INSTRUCTIONS TO FOLLOW: In the data that follows, find each line containing "name" and copy it.

━━ DATA FOR THE TASK

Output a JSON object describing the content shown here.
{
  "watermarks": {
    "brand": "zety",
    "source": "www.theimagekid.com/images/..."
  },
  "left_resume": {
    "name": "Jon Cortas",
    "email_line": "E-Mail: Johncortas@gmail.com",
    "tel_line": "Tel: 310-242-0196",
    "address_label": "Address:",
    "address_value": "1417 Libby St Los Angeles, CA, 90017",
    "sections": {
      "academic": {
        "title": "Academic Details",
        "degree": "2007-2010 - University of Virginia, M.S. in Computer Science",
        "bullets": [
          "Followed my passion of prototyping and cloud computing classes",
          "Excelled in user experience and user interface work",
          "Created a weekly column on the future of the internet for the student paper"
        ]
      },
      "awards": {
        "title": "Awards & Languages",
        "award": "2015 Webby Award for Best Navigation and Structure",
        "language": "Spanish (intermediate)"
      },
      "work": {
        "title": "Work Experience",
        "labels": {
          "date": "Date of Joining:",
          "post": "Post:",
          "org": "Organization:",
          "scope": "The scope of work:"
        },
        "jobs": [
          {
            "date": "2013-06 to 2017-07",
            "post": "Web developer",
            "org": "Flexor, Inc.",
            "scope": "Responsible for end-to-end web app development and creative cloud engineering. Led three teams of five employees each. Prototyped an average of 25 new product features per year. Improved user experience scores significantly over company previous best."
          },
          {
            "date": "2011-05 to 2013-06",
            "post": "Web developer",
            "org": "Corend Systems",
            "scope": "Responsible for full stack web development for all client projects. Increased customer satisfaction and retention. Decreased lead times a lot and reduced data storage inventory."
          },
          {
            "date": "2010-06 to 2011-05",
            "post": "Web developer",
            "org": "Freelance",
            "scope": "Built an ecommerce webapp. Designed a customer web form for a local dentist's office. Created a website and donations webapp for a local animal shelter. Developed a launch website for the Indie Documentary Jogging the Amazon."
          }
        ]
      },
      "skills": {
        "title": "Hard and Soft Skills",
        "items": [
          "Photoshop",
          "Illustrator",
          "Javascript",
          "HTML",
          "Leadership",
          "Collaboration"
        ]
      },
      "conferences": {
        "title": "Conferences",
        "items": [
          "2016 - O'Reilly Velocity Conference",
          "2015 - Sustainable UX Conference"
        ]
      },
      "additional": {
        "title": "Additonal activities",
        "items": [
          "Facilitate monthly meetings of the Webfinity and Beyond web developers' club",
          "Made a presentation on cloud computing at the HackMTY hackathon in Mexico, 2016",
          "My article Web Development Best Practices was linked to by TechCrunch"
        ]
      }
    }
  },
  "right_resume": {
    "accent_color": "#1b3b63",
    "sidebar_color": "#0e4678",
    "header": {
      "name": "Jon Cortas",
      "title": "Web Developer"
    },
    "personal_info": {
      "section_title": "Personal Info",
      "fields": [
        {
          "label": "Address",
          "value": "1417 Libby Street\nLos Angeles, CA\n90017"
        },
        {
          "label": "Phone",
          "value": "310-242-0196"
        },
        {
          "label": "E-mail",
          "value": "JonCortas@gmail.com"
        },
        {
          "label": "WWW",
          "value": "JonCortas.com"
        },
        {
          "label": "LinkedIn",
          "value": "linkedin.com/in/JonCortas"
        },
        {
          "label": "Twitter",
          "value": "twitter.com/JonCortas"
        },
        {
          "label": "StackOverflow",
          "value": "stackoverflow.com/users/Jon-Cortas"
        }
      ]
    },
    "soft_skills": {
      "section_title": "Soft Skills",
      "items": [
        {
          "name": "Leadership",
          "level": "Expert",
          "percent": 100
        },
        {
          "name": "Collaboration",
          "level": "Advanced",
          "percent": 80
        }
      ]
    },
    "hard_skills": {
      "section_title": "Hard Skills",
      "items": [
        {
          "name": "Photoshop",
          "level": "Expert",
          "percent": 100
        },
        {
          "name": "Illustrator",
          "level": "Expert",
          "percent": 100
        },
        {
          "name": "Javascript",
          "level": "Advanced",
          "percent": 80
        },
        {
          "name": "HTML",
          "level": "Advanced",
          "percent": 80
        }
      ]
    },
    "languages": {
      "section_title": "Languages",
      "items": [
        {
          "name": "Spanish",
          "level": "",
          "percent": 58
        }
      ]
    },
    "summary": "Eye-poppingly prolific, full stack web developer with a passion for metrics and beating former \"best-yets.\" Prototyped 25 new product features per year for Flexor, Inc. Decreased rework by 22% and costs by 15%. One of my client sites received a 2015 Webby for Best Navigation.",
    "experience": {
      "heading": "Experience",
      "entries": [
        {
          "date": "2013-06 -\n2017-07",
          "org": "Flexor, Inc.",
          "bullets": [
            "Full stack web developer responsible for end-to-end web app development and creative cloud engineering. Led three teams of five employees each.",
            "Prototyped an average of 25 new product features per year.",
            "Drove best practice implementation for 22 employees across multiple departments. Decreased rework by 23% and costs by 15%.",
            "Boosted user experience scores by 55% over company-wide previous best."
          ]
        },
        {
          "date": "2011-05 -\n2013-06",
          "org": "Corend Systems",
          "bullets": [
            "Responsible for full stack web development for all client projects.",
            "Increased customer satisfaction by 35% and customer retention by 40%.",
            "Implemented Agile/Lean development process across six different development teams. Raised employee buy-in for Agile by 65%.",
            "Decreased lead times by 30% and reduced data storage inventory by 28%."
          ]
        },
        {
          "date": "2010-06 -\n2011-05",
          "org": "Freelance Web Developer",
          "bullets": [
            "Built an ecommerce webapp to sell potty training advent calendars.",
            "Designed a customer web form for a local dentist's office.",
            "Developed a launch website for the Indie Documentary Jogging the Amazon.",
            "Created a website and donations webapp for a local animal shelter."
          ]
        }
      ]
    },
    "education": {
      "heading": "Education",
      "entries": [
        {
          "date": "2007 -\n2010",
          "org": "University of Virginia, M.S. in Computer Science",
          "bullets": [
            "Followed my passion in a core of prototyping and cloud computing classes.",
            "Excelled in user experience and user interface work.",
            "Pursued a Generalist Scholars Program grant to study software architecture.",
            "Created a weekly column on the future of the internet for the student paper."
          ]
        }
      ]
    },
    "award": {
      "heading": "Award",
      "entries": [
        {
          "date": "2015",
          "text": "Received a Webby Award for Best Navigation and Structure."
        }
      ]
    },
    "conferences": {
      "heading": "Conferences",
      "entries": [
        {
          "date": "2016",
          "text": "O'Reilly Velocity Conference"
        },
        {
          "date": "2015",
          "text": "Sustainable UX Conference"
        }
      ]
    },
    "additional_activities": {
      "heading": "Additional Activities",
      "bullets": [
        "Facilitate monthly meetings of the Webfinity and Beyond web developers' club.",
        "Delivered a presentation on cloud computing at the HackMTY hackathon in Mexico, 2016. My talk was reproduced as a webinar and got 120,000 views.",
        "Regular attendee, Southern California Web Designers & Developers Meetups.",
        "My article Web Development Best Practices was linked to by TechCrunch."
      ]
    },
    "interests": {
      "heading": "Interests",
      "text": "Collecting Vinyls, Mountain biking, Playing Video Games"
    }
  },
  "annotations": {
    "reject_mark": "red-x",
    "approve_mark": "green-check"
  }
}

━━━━

RESPONSE TO THE EXERCISE:
    "name": "Jon Cortas",
      "name": "Jon Cortas",
          "name": "Leadership",
          "name": "Collaboration",
          "name": "Photoshop",
          "name": "Illustrator",
          "name": "Javascript",
          "name": "HTML",
          "name": "Spanish",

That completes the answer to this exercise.